> [ABOUT THIS EXERCISE]:
Print every entry exactly once more, omitting each picture.

> [Records drawn from a dataset]:
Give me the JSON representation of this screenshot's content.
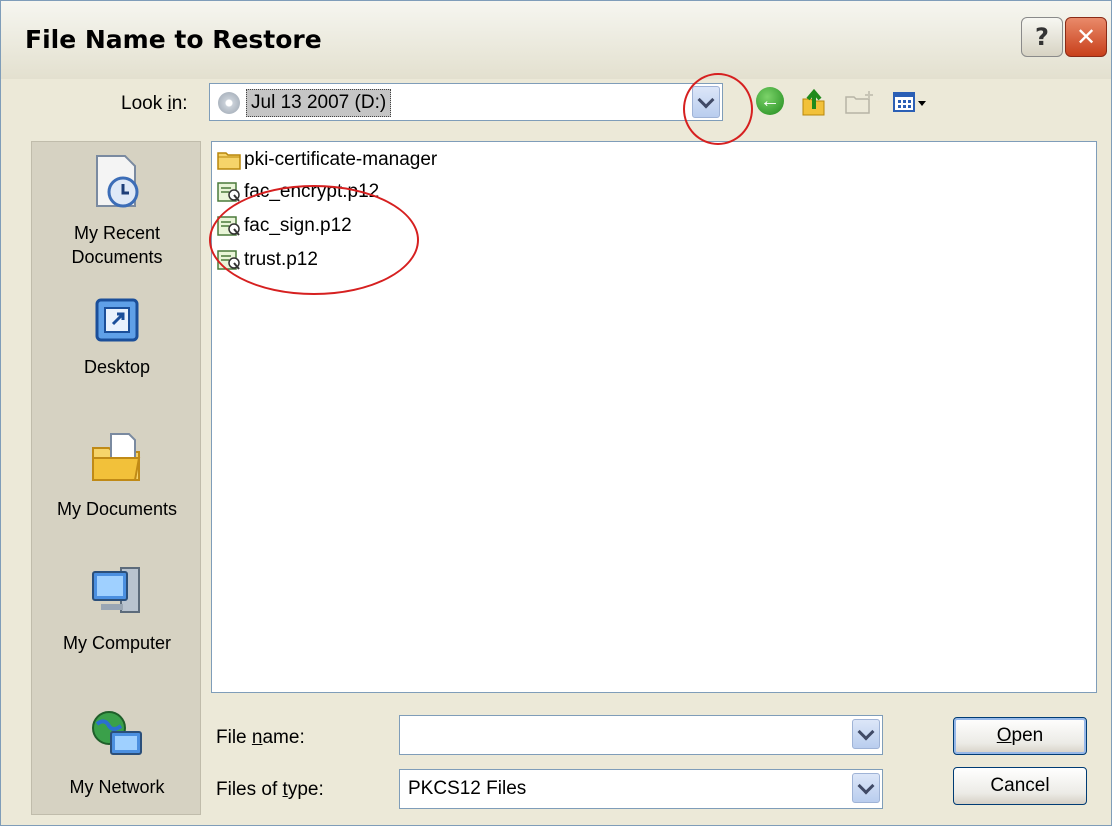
{
  "window": {
    "title": "File Name to Restore",
    "help_label": "?",
    "close_label": "✕"
  },
  "lookin": {
    "label_pre": "Look ",
    "label_mnemonic": "i",
    "label_post": "n:",
    "value": "Jul 13 2007 (D:)"
  },
  "toolbar": {
    "icons": [
      "back-icon",
      "up-folder-icon",
      "new-folder-icon",
      "views-menu-icon"
    ]
  },
  "places": [
    {
      "line1": "My Recent",
      "line2": "Documents",
      "icon": "recent-documents-icon"
    },
    {
      "line1": "Desktop",
      "line2": "",
      "icon": "desktop-icon"
    },
    {
      "line1": "My Documents",
      "line2": "",
      "icon": "my-documents-icon"
    },
    {
      "line1": "My Computer",
      "line2": "",
      "icon": "my-computer-icon"
    },
    {
      "line1": "My Network",
      "line2": "",
      "icon": "my-network-icon"
    }
  ],
  "files": [
    {
      "name": "pki-certificate-manager",
      "icon": "folder-icon"
    },
    {
      "name": "fac_encrypt.p12",
      "icon": "certificate-icon"
    },
    {
      "name": "fac_sign.p12",
      "icon": "certificate-icon"
    },
    {
      "name": "trust.p12",
      "icon": "certificate-icon"
    }
  ],
  "filename": {
    "label_pre": "File ",
    "label_mnemonic": "n",
    "label_post": "ame:",
    "value": ""
  },
  "filetype": {
    "label_pre": "Files of ",
    "label_mnemonic": "t",
    "label_post": "ype:",
    "value": "PKCS12 Files"
  },
  "buttons": {
    "open_mnemonic": "O",
    "open_rest": "pen",
    "cancel": "Cancel"
  },
  "colors": {
    "annotation": "#d62020",
    "title_bar": "#ece9d8",
    "close_button": "#c8401b"
  }
}
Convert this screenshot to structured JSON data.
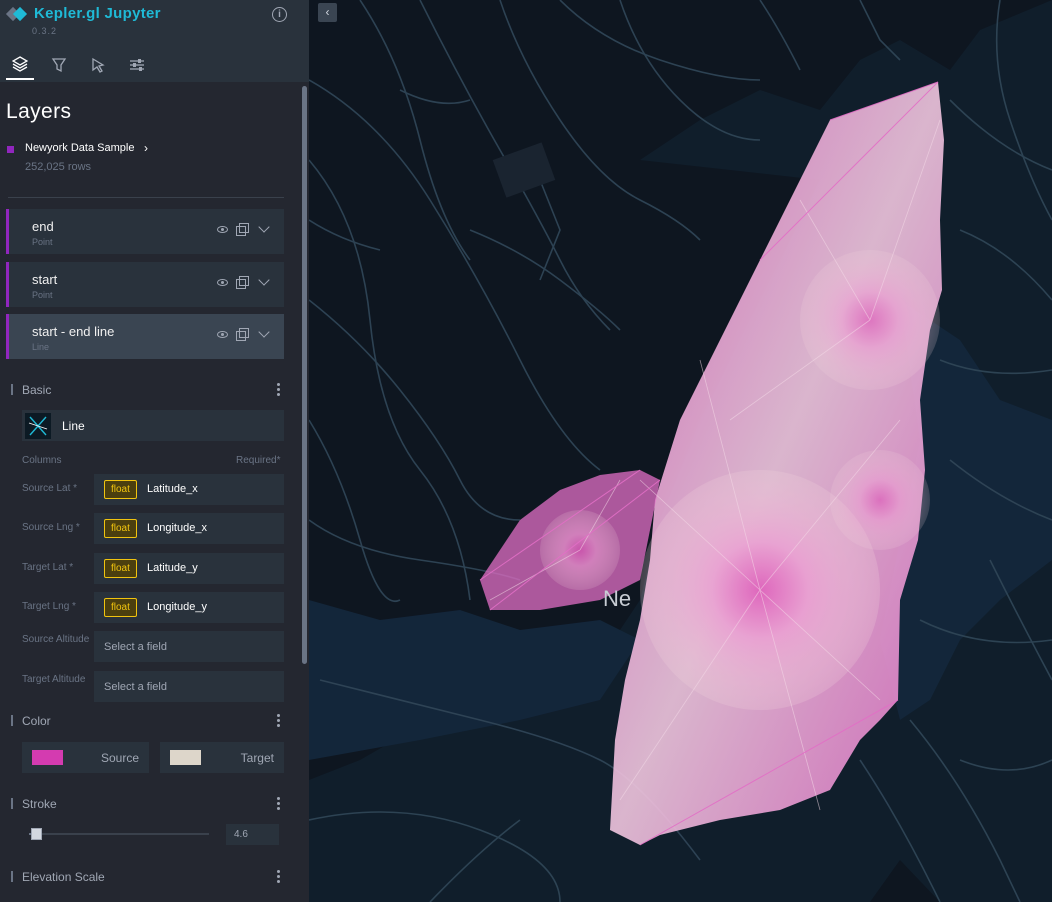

> [EXERCISE RESPONSE]:
Give me the JSON representation of this screenshot's content.
{
  "window": {
    "title": "File Name to Restore",
    "help_label": "?",
    "close_label": "✕"
  },
  "lookin": {
    "label_pre": "Look ",
    "label_mnemonic": "i",
    "label_post": "n:",
    "value": "Jul 13 2007 (D:)"
  },
  "toolbar": {
    "icons": [
      "back-icon",
      "up-folder-icon",
      "new-folder-icon",
      "views-menu-icon"
    ]
  },
  "places": [
    {
      "line1": "My Recent",
      "line2": "Documents",
      "icon": "recent-documents-icon"
    },
    {
      "line1": "Desktop",
      "line2": "",
      "icon": "desktop-icon"
    },
    {
      "line1": "My Documents",
      "line2": "",
      "icon": "my-documents-icon"
    },
    {
      "line1": "My Computer",
      "line2": "",
      "icon": "my-computer-icon"
    },
    {
      "line1": "My Network",
      "line2": "",
      "icon": "my-network-icon"
    }
  ],
  "files": [
    {
      "name": "pki-certificate-manager",
      "icon": "folder-icon"
    },
    {
      "name": "fac_encrypt.p12",
      "icon": "certificate-icon"
    },
    {
      "name": "fac_sign.p12",
      "icon": "certificate-icon"
    },
    {
      "name": "trust.p12",
      "icon": "certificate-icon"
    }
  ],
  "filename": {
    "label_pre": "File ",
    "label_mnemonic": "n",
    "label_post": "ame:",
    "value": ""
  },
  "filetype": {
    "label_pre": "Files of ",
    "label_mnemonic": "t",
    "label_post": "ype:",
    "value": "PKCS12 Files"
  },
  "buttons": {
    "open_mnemonic": "O",
    "open_rest": "pen",
    "cancel": "Cancel"
  },
  "colors": {
    "annotation": "#d62020",
    "title_bar": "#ece9d8",
    "close_button": "#c8401b"
  }
}
Convert this screenshot to structured JSON data.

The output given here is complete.